For 4e I think that the article about strongholds in Dragon Magazine 395 and I think I have seen an article (possibly around Dragon 405) about having ships in the adventure. It included a number of items you could add to the ship (such as an alchemy lab). Since you have DDI: look for the "Mariner" theme and find the source. That should have a lot of inspiration for you I think.

Lastly I think Mordenkainen's Magnificent Emporium has a table of the values of different goods and the rules for hirelings from Dragon 397. The table from the emporium might be available in the Compendium as well.

This won't help with the kind of things that might happen to the ship, the hooks or the risk. But it might give some inspiration as to how you want to reason about getting the money back from the ship. 
The profit they make, after upkeep, could just be normal treasure parcels.

They could come away with a major haul, in story, and then the next "episode" finds them down on their luck again, with nothing more than their expected wealth for their level.

[N]o difference is less easily overcome than the difference of opinion about semi-abstract questions. - L. Tolstoy

Its always fun to build your own merchant empire or kingdowm.  Transportation isn't a high return business.  It generally requires a large investment for the ship and crew with people hiring shippers at the lowest possible cost.  They will turn over a lot of money but profit margins are very slim.  Owners are typically emplying themselves to work at a regular job.  Unless they are doing some really exotic jobs or hunting down pirates they are likely struggling to keep there heads above water.  I would just say that any profits are taken up by losses and expenses that come along. or there is relatively modest return.  Considering how lucrative adventuring tends to be they likely won't be making a killing

Now if the ship was a stepping off point for adventures they encounter along the way thats probably where there money is going to come from 
They have a ship captain and crew and general item cost for the one ship. And they plan to add more ships to their business when they have the opprotunity. Of course, they specified that they wanted only the best of the best crew, so that would run them a pretty gold piece. But I don't know what kinda profits they'd be making off one ship.

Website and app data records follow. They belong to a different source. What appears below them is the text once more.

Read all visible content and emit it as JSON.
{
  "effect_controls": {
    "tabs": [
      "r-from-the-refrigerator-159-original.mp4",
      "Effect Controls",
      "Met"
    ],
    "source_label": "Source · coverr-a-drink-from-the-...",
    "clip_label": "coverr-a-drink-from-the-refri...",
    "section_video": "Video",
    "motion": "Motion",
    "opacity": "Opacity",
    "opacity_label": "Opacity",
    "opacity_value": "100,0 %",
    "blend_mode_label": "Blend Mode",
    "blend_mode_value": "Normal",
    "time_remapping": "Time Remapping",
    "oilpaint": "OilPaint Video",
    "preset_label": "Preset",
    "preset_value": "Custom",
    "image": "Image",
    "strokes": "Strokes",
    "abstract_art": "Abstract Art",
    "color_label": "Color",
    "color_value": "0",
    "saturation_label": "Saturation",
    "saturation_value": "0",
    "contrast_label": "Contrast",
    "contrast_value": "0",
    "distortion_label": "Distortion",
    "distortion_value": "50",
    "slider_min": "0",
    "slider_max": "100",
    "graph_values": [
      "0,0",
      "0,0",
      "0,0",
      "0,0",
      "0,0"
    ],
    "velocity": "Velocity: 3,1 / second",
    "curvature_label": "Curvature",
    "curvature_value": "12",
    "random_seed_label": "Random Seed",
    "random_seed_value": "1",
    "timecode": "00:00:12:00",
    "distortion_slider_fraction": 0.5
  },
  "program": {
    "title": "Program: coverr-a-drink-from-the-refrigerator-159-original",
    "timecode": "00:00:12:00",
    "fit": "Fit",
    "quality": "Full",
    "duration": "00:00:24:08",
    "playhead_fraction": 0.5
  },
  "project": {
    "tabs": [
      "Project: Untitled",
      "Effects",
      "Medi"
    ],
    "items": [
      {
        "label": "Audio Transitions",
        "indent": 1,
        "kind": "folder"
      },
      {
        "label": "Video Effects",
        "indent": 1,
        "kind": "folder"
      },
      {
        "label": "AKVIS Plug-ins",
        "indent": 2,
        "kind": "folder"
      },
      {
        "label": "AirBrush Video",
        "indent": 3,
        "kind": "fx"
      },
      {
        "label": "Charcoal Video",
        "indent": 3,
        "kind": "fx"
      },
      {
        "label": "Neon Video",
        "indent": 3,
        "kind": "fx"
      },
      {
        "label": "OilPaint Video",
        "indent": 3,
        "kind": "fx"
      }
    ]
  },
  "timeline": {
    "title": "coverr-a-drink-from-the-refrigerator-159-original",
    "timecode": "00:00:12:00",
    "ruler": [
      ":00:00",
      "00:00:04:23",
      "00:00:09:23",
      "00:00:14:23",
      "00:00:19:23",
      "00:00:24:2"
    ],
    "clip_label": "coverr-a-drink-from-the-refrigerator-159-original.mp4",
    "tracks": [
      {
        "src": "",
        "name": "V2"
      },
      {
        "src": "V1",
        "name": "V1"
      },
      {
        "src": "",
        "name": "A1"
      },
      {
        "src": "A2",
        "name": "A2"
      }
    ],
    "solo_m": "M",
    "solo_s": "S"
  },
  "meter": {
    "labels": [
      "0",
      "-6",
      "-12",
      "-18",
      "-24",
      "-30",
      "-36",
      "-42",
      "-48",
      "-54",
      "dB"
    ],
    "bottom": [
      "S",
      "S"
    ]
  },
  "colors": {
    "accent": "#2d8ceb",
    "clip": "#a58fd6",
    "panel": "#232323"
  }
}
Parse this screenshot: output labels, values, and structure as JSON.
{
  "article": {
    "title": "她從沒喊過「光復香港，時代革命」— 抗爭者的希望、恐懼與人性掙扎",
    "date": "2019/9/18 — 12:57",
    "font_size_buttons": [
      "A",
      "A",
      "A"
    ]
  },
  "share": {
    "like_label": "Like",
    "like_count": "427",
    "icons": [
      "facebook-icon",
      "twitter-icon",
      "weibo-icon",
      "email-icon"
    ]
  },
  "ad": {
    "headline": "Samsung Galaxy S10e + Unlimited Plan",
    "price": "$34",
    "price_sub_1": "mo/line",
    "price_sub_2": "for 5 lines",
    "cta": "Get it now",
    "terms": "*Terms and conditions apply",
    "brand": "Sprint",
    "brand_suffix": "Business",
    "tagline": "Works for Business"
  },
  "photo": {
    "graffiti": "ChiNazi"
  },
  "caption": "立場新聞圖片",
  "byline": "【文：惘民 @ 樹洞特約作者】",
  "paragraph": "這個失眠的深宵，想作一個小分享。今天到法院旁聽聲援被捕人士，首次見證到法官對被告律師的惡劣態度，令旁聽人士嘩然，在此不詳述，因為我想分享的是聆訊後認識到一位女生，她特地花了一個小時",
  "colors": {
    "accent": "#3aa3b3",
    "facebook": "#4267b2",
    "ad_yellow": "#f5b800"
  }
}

How about one plot hook per week?

I guess the way I would handle it would be to have an agreement with the players that the money they earn shipping will all be put into increasing their fleet into an empire. Make it a completely self-contained venture that doesn't bleed over into their own treasure allocations. The only direct benefits the PCs would get would be power, influence, and increasingly profitable adventure hooks.

Basically, this is D&D, not Frigate Tycoon. That doesn't mean they can't make some money, but more importantly it should make adventure. Full disclosure - I'm the kind of guy who leaves the dragons to ravage Skyrim while I'm off picking flowers and mushrooms to level my alchemy to 100. So I understand the fun of mostly-unrelated sidequest kind of stuff, but I also know how it can distract from the reason I'm playing the game in the first place.
The profit they make, after upkeep, could just be normal treasure parcels.

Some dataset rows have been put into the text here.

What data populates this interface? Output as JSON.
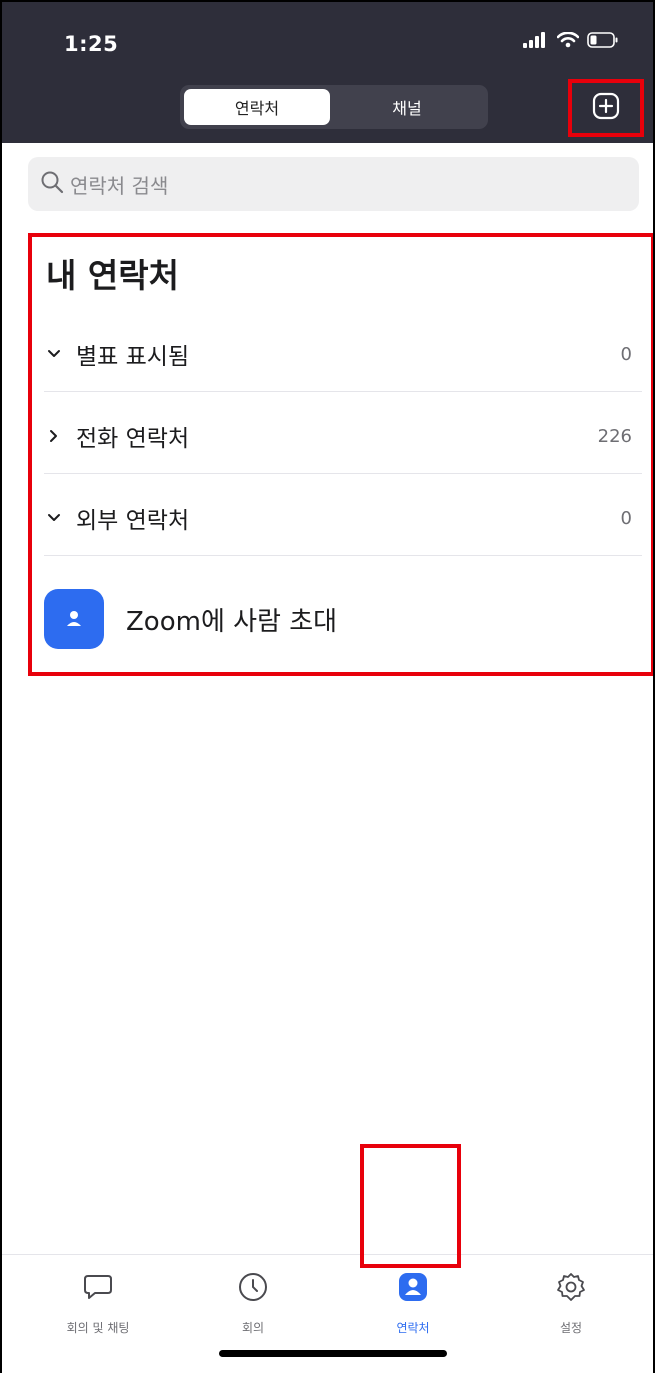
{
  "status_bar": {
    "time": "1:25"
  },
  "segment": {
    "tabs": [
      {
        "label": "연락처",
        "active": true
      },
      {
        "label": "채널",
        "active": false
      }
    ]
  },
  "header": {
    "add_icon": "plus-square-icon"
  },
  "search": {
    "placeholder": "연락처 검색"
  },
  "contacts": {
    "title": "내 연락처",
    "groups": [
      {
        "label": "별표 표시됨",
        "count": "0",
        "expanded": true
      },
      {
        "label": "전화 연락처",
        "count": "226",
        "expanded": false
      },
      {
        "label": "외부 연락처",
        "count": "0",
        "expanded": true
      }
    ],
    "invite_label": "Zoom에 사람 초대"
  },
  "tabbar": {
    "tabs": [
      {
        "label": "회의 및 채팅",
        "icon": "chat-bubble-icon"
      },
      {
        "label": "회의",
        "icon": "clock-icon"
      },
      {
        "label": "연락처",
        "icon": "contact-icon",
        "active": true
      },
      {
        "label": "설정",
        "icon": "gear-icon"
      }
    ]
  },
  "colors": {
    "accent": "#2d6cf0",
    "header_bg": "#2e2e3a",
    "highlight": "#e8000b"
  }
}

They could come away with a major haul, in story, and then the next "episode" finds them down on their luck again, with nothing more than their expected wealth for their level.




This - It turns out that monsters don't carry a lot of coin on them, but while the adventurers were taking care of that orc problem, their ship made a profitable trade for some +1 armor and a pair of rushing cleats.